Ben-Dror Yemini, who is a columnist for Maariv, the country’s third most widely read paper, has calledIsrael HaYom a “danger to democracy”. But the editorial voice of the relatively independent Maarivitself has been susceptible to pressures. Speaking of 2011’s tent protests, which were anti-capitalist in nature, Maariv reporter Haggai Matar said that there was “less coverage or negative coverage in the privately owned papers. In the case of Maariv, support would risk the other parts of the company.”
Publications also worry about losing readers if they are too critical of the establishment. “The attempt to be accepted by the mainstream and not scare readers or viewers away and not to be branded as the ‘leftist media’ has an effect, especially on coverage of the [Israeli-Palestinian] conflict,” said Matar.
This kind of self-censorship in the Hebrew media starts with reporters, who are sometimes fresh out of the army themselves, and reluctant to criticise the military. It occurs at the level of language, with outlets repeating the government’s words rather than using neutral terms; one example is the Israeli media’s tendency to call African refugees “infiltrators”—a loaded term favoured by right-wing politicians. Human rights organisations say that using the word “infiltrators” is akin to incitement.
Censorship also occurs at the editorial level. In 2009, a reporter for Yedioth Ahronoth—Israel’s second-most popular daily—wrote a lengthy exposé about Israeli military officers intentionally breaking the rules of engagement during Operation Cast Lead. Editors killed the story. Eventually it was published inThe Independent, a British newspaper, instead.
Haaretz is one of the few publications whose writers are consistently critical of government policies, the army, the occupation, as well as the oligarchs who have increasing economic control. In the words of Uri Tuval, an editor at Haaretz and a member of the newspaper’s union: “[Haaretz] is the only independent newspaper in the country without political or capitalist interests. We have absolute freedom.”
But Haaretz represents only a sliver of the Israeli market, pulling in between five to 10 percent of the country’s readers. And like many media outlets in Israel and around the world, Haaretz is struggling to convince subscribers to pay for news they can find for free on the Internet. In an attempt to tighten its fiscal belt, the newspaper has laid off dozens of workers; more pinks slips are soon to come.
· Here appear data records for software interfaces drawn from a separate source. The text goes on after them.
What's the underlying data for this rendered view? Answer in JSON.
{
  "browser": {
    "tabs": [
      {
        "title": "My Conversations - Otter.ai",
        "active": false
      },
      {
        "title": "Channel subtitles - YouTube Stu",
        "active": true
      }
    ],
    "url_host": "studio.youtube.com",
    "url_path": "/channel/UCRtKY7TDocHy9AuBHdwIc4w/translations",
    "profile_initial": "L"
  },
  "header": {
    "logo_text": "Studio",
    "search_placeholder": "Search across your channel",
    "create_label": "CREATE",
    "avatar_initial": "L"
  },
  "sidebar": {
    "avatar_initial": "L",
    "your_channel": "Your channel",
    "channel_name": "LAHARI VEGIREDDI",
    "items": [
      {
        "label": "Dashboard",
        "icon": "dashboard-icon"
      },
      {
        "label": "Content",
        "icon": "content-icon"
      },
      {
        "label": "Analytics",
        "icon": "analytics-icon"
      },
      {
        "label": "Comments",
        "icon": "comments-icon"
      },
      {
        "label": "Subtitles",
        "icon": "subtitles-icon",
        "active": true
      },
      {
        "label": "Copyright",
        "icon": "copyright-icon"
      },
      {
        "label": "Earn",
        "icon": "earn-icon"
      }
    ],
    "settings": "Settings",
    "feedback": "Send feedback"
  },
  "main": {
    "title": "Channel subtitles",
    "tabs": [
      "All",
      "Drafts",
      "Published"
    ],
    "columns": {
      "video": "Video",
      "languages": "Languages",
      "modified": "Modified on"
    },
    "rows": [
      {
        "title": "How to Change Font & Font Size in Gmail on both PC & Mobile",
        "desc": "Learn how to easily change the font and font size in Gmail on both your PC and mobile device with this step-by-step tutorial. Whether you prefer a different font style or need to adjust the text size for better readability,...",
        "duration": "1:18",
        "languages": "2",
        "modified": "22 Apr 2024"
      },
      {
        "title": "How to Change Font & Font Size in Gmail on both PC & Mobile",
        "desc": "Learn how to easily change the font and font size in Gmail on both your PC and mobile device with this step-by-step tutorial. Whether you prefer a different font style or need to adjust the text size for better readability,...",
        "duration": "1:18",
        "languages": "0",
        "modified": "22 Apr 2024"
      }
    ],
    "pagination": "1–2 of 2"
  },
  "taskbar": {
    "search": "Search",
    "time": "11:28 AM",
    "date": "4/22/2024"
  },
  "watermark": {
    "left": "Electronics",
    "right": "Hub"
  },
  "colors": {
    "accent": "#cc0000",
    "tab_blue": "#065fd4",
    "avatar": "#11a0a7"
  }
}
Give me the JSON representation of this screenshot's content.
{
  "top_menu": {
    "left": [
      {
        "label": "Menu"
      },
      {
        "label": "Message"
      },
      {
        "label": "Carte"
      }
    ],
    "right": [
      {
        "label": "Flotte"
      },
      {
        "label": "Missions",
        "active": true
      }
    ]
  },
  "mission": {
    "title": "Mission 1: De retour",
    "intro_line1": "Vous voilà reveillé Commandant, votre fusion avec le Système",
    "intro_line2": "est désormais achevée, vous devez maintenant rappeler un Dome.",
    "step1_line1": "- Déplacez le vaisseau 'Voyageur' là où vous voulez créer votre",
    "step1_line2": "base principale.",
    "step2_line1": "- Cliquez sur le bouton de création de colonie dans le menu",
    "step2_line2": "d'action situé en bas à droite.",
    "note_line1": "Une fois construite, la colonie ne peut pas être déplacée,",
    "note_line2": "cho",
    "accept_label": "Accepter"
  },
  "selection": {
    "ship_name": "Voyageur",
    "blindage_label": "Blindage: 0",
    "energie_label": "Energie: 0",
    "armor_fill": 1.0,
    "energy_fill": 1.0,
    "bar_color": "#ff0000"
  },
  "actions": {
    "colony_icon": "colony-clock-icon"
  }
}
Both former and current employees report that the newspaper’s wages have been stagnant for years while rents and expenses throughout the country continue to spiral upward. Tuval and other Haaretzemployees have protested the paper’s downsizing—a recent, day-long strike brought the paper to a temporary halt.
Some observers say that market pressures—both to adopt a more conservative stance, as well as to compete with free online sources of information—could force Haaretz to close. “The fall [of Haaretz] is predicted because some people won’t subscribe to the printed paper,” Tuval said. But in his view, the paper will survive this challenge. “We’re not a big paper. We were never a big paper,” he said. Haaretz’s small size, in Tuval’s view, will allow it to survive through these turbulent times in the Israeli media, without compromising on its liberal editorial vision.